VILNIUS - Refugees dressed in rags carrying bulky chattels stumble across the frozen Baltic Sea. The trek moves slowly westward, as the desperate and exhausted figures try to escape advancing Soviet troops. Stalin's armies are about to occupy Eastern Europe and the offensive has caused a mass exodus forcing thousands to cross the dangerous ice. When the trek comes under heavy fire, the refugees find places to take cover, while others disappear into the dark sea.
Cut. The actors relax, laugh and grab some hot tea to deal with the bitter cold. The temperatures are far below zero. The crew of the German movie "Flucht und Vertreibung" ("March of Millions") have pitched their tents on the Curonian Spit near Klaipeda.
"March of Millions," which is based on actual biographies, deals with the fate of German families in East Prussia who were forced to leave their homeland at the end of World War II. The film, shot in Lithuania, will be broadcast on television.
"We opted for Lithuania for two reasons," says producer Katrin Goetter. "The country offers reliable snow conditions in winter. And the landscape as well as the architecture is still very similar to East Prussia during [the end of World War II]."
But there was another very important reason. "The Lithuanian Film Studios have proved to be a professional partner with a good deal of experience in cooperating with foreign production companies."
Indeed, co-productions with foreign companies have become a central business for the Lithuanian Film Studios. Ramunas Skikas, managing director of the studios, estimates that about 95 percent of their films are co-productions with foreign companies. "We can provide locations producers from abroad are looking for," says Skikas. "Thanks to our natural and geographical features, we can easily pretend to be in Great Britain or Germany. As Lithuania is still less urbanized, our country is attractive for historical movies, notably those that take place at the beginning of the 20th century."
The studios keep representatives on site in Europe and the U.S.A. to find potential partners. Falk Schweikhardt, the studio's man in Germany, says there is a "vast interest inside the film community" for Lithuania.
"Of course, the expense factor is the main reason for foreign companies to come here," says Schweikhardt, a producer, director and screenwriter. "However, these low prices are paired with substantial know-how [in Lithuania] that does not differ much from studios in Germany."
"When a movie is based on dialogue between a few people, it's not necessary for Westerners to produce in Lithuania," he says. "The [Lithuanian] Film Studios are profitable if projects need many extras or large sets," as was the case in "March of Millions."
"We provided extras, props, wardrobe and the set for 'Flucht und Vertreibung,'" says Skikas, the managing director. The Lithuanian Film Studios also took care of casting, as salaries for actors in Lithuania are far lower than in German. Altogether, "Western European companies can save up to half of their costs when they produce in Lithuania."
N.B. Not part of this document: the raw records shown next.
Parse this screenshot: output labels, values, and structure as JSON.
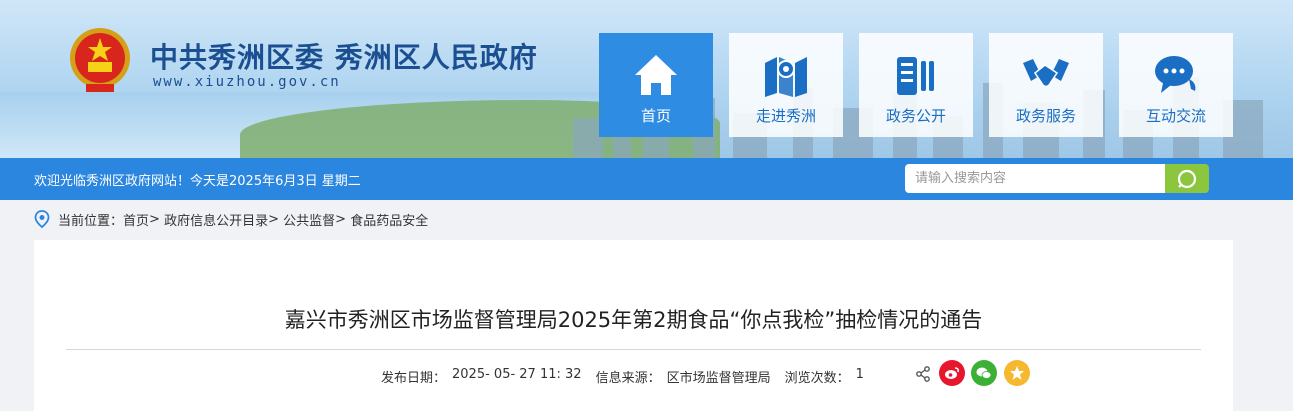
{
  "header": {
    "site_title": "中共秀洲区委 秀洲区人民政府",
    "site_url": "www.xiuzhou.gov.cn",
    "logo_icon": "national-emblem-icon",
    "nav": [
      {
        "label": "首页",
        "icon": "home-icon",
        "active": true
      },
      {
        "label": "走进秀洲",
        "icon": "map-pin-icon",
        "active": false
      },
      {
        "label": "政务公开",
        "icon": "document-icon",
        "active": false
      },
      {
        "label": "政务服务",
        "icon": "handshake-icon",
        "active": false
      },
      {
        "label": "互动交流",
        "icon": "chat-icon",
        "active": false
      }
    ]
  },
  "topbar": {
    "welcome": "欢迎光临秀洲区政府网站！今天是2025年6月3日 星期二",
    "search_placeholder": "请输入搜索内容"
  },
  "breadcrumb": {
    "prefix": "当前位置：",
    "items": [
      "首页",
      "政府信息公开目录",
      "公共监督",
      "食品药品安全"
    ],
    "separator": ">"
  },
  "article": {
    "title": "嘉兴市秀洲区市场监督管理局2025年第2期食品“你点我检”抽检情况的通告",
    "publish_label": "发布日期：",
    "publish_date": "2025- 05- 27 11: 32",
    "source_label": "信息来源：",
    "source": "区市场监督管理局",
    "views_label": "浏览次数：",
    "views": "1"
  },
  "share": {
    "icons": [
      "share-icon",
      "weibo-icon",
      "wechat-icon",
      "qzone-icon"
    ],
    "colors": {
      "weibo": "#e6162d",
      "wechat": "#3cb034",
      "qzone": "#f5b82e"
    }
  },
  "colors": {
    "accent": "#2b86e0",
    "nav_active": "#2e8ce3",
    "search_button": "#8cc63f",
    "title": "#1b4f91"
  }
}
The Lithuanian Film Studios produce some Lithuanian movies as well. Their latest home production is Raganos ir Lietus ("Witches and Rain"), a feature based on a novel by Jurga Ivanauskaite.
In Soviet times, domestic movies were an important means to preserve the cultural identity of the Baltic States. The Lithuanian Film Studios in Vilnius maintained the Lithuanian spirit. By now, 130 people work for the studios on a permanent basis, beside the many freelancers that are hired on a project-to-project-basis.
As the Soviet Union crumbled, the Lithuanian Film Studios were privatized and faced the harsh wind of capitalism. The existence in a state-controlled economy had ruled out any form of competition; no one was familiar with terms like "supply and demand" or "poor market conditions."
However, the studio kept calm. Skikas, who was then appointed managing director, had worked in the U.S. film industry and had good contacts.
Skikas is unafraid of competition. "As far as I can assess the situation, no one in Lithuania and elsewhere in Eastern Europe can keep up with us."
Only Bulgaria and Romania, "provide comparable high standards at low levels of cost," says Skikas. "However, as the landscape is rather different in these countries, they basically attract productions that would not pick Lithuania anyway."
Only Ukraine, with its similar landscape, is a possible threat, says Skikas. But "they neither have the professional skills nor the equipment."
Lithuania could soon attract more production companies from abroad. "Hopefully, Parliament will pass a law next year permitting tax incentives for foreign filmmakers," he says.
It's not clear if the law will be passed, but either way the studio, housed in a Soviet-era building, is now looking to expand. "As soon as possible, we are moving into modern studios in another part of town. The construction has already started. Our present home is outdated."
Right now, they are looking at participating in two more historic film productions. "We are waiting for the decision from Italian and German producers to work in Lithuania," Skikas says.
He adds, "In our business, I learned that you can never be too sure."